- **Task to carry out**:
Copy each line of the data below with the word "Steine".

- **Material provided**:

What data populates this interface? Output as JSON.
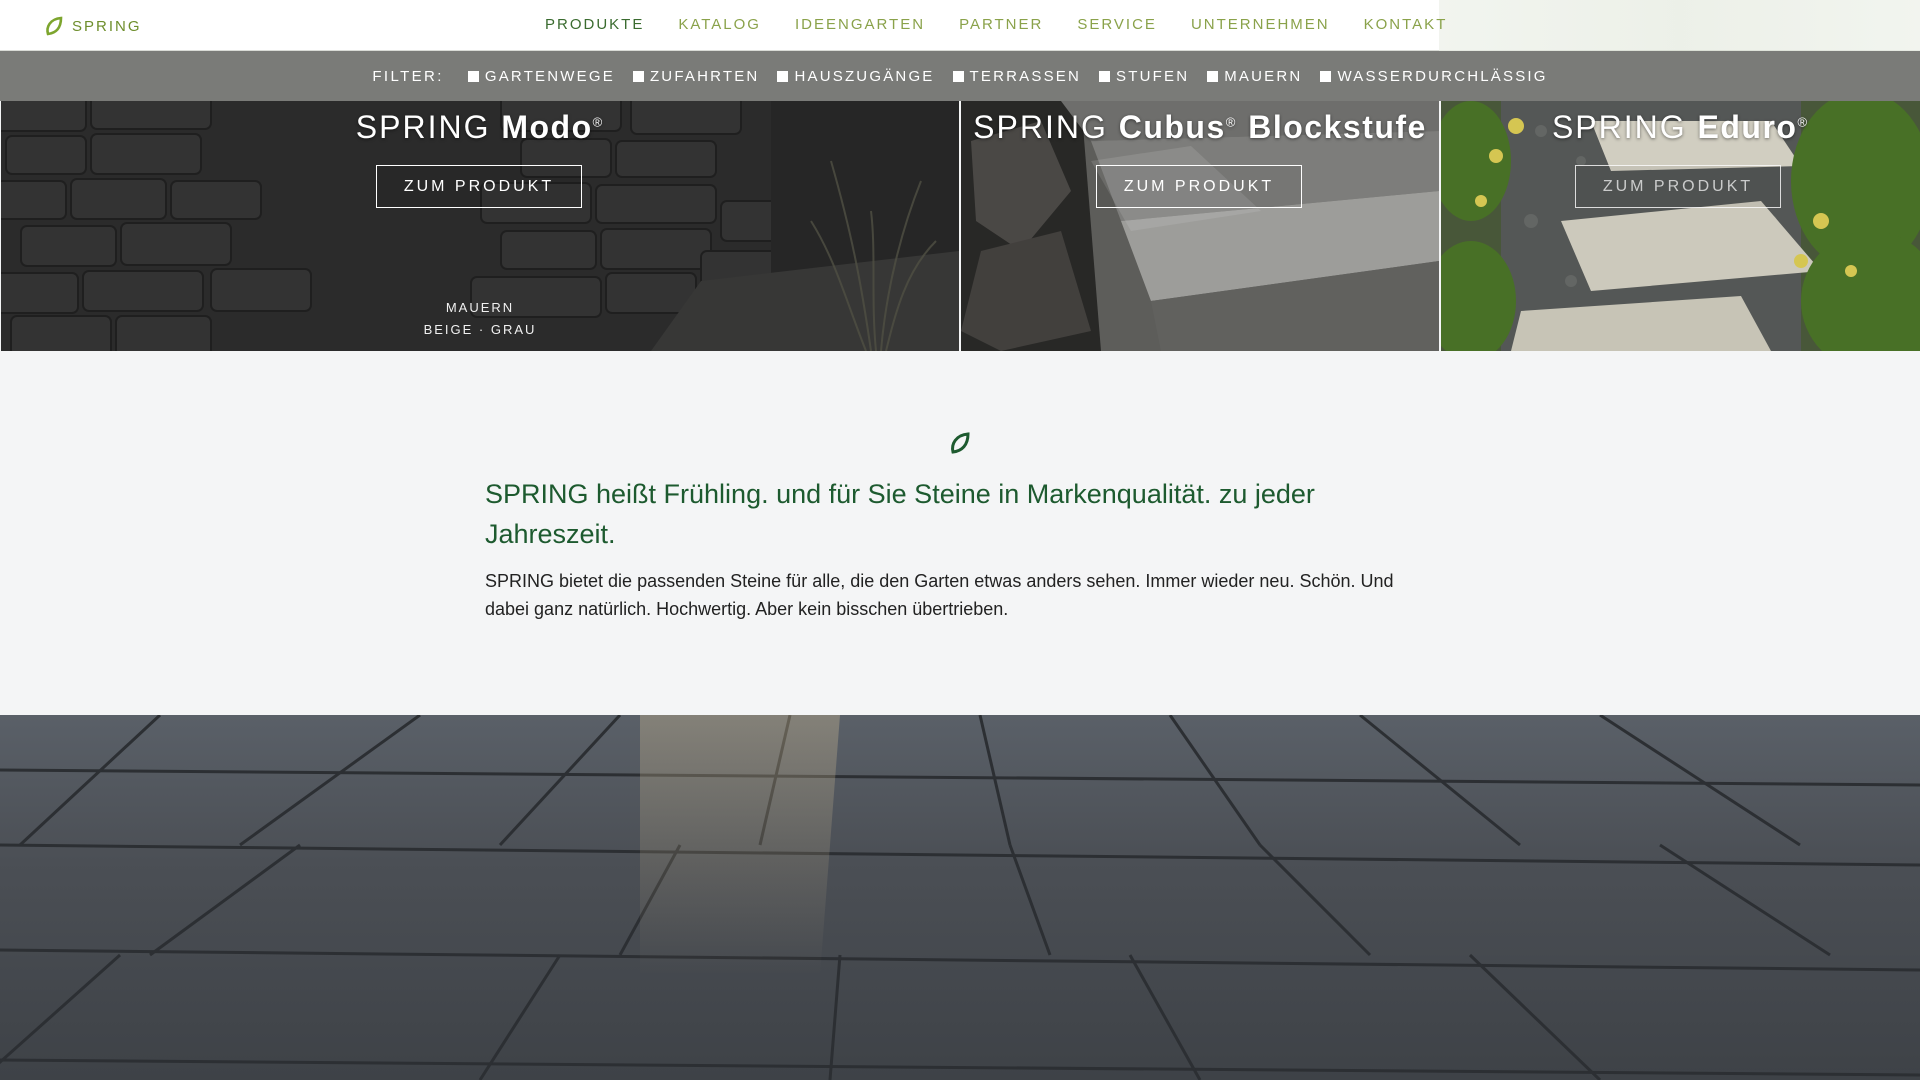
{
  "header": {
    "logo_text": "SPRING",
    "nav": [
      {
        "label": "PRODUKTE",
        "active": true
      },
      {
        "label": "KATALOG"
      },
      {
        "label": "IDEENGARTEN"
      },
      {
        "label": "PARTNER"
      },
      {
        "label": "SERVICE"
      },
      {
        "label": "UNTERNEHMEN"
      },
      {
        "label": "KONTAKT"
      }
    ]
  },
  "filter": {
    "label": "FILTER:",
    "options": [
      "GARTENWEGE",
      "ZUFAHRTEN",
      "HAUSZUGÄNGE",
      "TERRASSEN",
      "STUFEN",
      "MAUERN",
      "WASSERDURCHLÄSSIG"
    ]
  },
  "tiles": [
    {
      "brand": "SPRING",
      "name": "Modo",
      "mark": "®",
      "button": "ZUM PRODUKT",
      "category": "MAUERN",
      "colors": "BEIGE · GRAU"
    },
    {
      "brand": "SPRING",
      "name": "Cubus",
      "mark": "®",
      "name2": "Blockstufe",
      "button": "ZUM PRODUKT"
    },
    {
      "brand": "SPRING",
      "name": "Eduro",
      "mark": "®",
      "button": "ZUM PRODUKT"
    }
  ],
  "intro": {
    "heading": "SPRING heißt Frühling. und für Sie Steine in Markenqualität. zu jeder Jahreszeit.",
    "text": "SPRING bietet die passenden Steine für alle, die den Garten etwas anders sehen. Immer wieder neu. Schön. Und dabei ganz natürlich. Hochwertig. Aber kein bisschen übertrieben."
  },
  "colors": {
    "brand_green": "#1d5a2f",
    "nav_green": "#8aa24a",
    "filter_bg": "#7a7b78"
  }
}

- **Written solution**:
    "heading": "SPRING heißt Frühling. und für Sie Steine in Markenqualität. zu jeder Jahreszeit.",
    "text": "SPRING bietet die passenden Steine für alle, die den Garten etwas anders sehen. Immer wieder neu. Schön. Und dabei ganz natürlich. Hochwertig. Aber kein bisschen übertrieben."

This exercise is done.